Incurring a disability after several years on the job can be incredibly frustrating. You’ve worked in your role successfully for many years but now, thanks to a condition over which you have no control, your ability to do your job is impaired. For some of these workers, certain accommodations can allow them to return to productivity. If you’re a worker like that and your employer has denied you the accommodation you need, it’s possible your employer’s decision constitutes illegal disability discrimination. A knowledgeable New York disability discrimination lawyer can help you assess your situation and plot the best path forward.
S.G., a computer specialist for the transit authority, was one of those workers, according to his disability discrimination lawsuit.
He’d held his specialist job since 1999. Several studies have linked jobs with high amounts of keyboard and mouse use with elevated risks of wrist tendonitis, including wrist tenosynovitis.

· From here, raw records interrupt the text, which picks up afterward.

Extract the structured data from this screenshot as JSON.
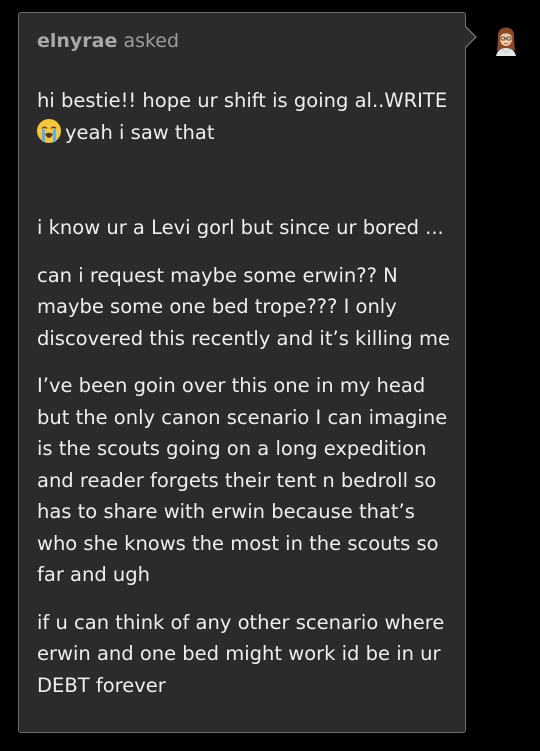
{
  "ask": {
    "asker_name": "elnyrae",
    "asked_label": "asked",
    "paragraphs": {
      "p1_line1": "hi bestie!! hope ur shift is going al..WRITE",
      "p1_line2": "yeah i saw that",
      "p2": "i know ur a Levi gorl but since ur bored ...",
      "p3": "can i request maybe some erwin?? N maybe some one bed trope??? I only discovered this recently and it’s killing me",
      "p4": "I’ve been goin over this one in my head but the only canon scenario I can imagine is the scouts going on a long expedition and reader forgets their tent n bedroll so has to share with erwin because that’s who she knows the most in the scouts so far and ugh",
      "p5": "if u can think of any other scenario where erwin and one bed might work id be in ur DEBT forever"
    },
    "emoji_icon": "loudly-crying-face-icon"
  },
  "avatar_icon": "user-avatar-icon",
  "colors": {
    "background": "#000000",
    "card": "#2b2b2b",
    "card_border": "#6c6c6c",
    "body_text": "#eeeeee",
    "meta_text": "#9d9d9d"
  }
}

One study showed “a significant 4% increase in risk (hazard ratio) for hand-arm diagnoses for every hour of keying performed per week. A majority of these diagnoses fall in the category of wrist tendonitis.”
S.G., like many others in his field, developed wrist problems. By November 2018, the specialist’s doctor had limited him to a total of four hours of keyboard and mouse use per day, with no session lasting longer than 30 minutes at a time. If he suffered a flare-up, his limitations prevented him from doing any typing or mousing. These limitations led the employer to place the specialist on medical leave.
The specialist had an idea to address his limitations. He proposed that, as a disability accommodation, his employer install voice dictation software on his work computer. The employer did not grant that accommodation, leaving S.G. to file for early retirement. After that, he filed a disability discrimination lawsuit under the Americans With Disabilities Act (ADA), New York State Human Rights Law (NYSHRL), and New York City Human Rights Law (NYCHRL).
The employer attacked the specialist’s claims on multiple fronts in a motion for summary judgment, contending that the employee’s wrist condition did not qualify as a disability under the law and that the employee’s proposed accommodation — the installation of voice dictation software — would have imposed an undue burden on the employer.
The Second Circuit Court of Appeals rejected summary judgment on both of these assertions. The court, at the outset, reminded readers of what the ADA requires in terms of a qualifying disability. “A person is disabled within the meaning of the ADA if he has a physical . . . impairment that substantially limits one or more [of his] major life activities.” The group of major life activities contemplated by the law includes “caring for oneself, performing manual tasks… standing, lifting, bending… communicating and working.” among other things.
When it comes to working, the law is clear that a worker’s inability to do a single job does not make his condition a disability, but his inability to do an entire class or “broad range of jobs” does.
An Inability to Use a Computer Ruled Out a Wide Array of Jobs
S.G. met this hurdle with his wrist condition. His tendonitis allegedly limited his ability to work a computer programming job, or “any job that requires extensive computer use.” This range of jobs that necessitated “extensive computer use” was broad enough to overcome summary judgment.
Even if an employee has a qualifying disability, his employer does not automatically have to grant his preferred accommodation. One reason an employer may permissibly refuse an accommodation is if that accommodation would represent what the law calls an “undue hardship.” The ADA says that an undue hardship is something that would necessarily involve “significant difficulty or expense” for the employer.
When it comes to analyzing an undue hardship assertion, courts can consider the nature of the accommodation, the price tag, the “effect on expenses and resources,” the size of the business, and “the composition, structure, and functions” of the employer’s workforce.
In S.G.’s case, he had proof, including an expert witness testimony, that effectively backed up his assertion that the software would not have imposed an undue hardship on the employer. This proof was enough to overcome summary judgment and require resolution at trial.
Workers with disabilities should not be denied the accommodations they need to perform their jobs successfully, except in the rare circumstance where that accommodation would genuinely represent a substantial undue hardship on the employer. If you’ve lost your job (or suffered some other adverse employment action) as a result of your employer’s failure to reasonably accommodate your disability, the knowledgeable New York disability discrimination attorneys at Phillips & Associates are here for you. Our team has successfully handled the cases of countless workers harmed by workplace disability discrimination, so we know how to get justice for you. To find out more, contact us online or at (866) 530-4330 to set up a free and confidential consultation today.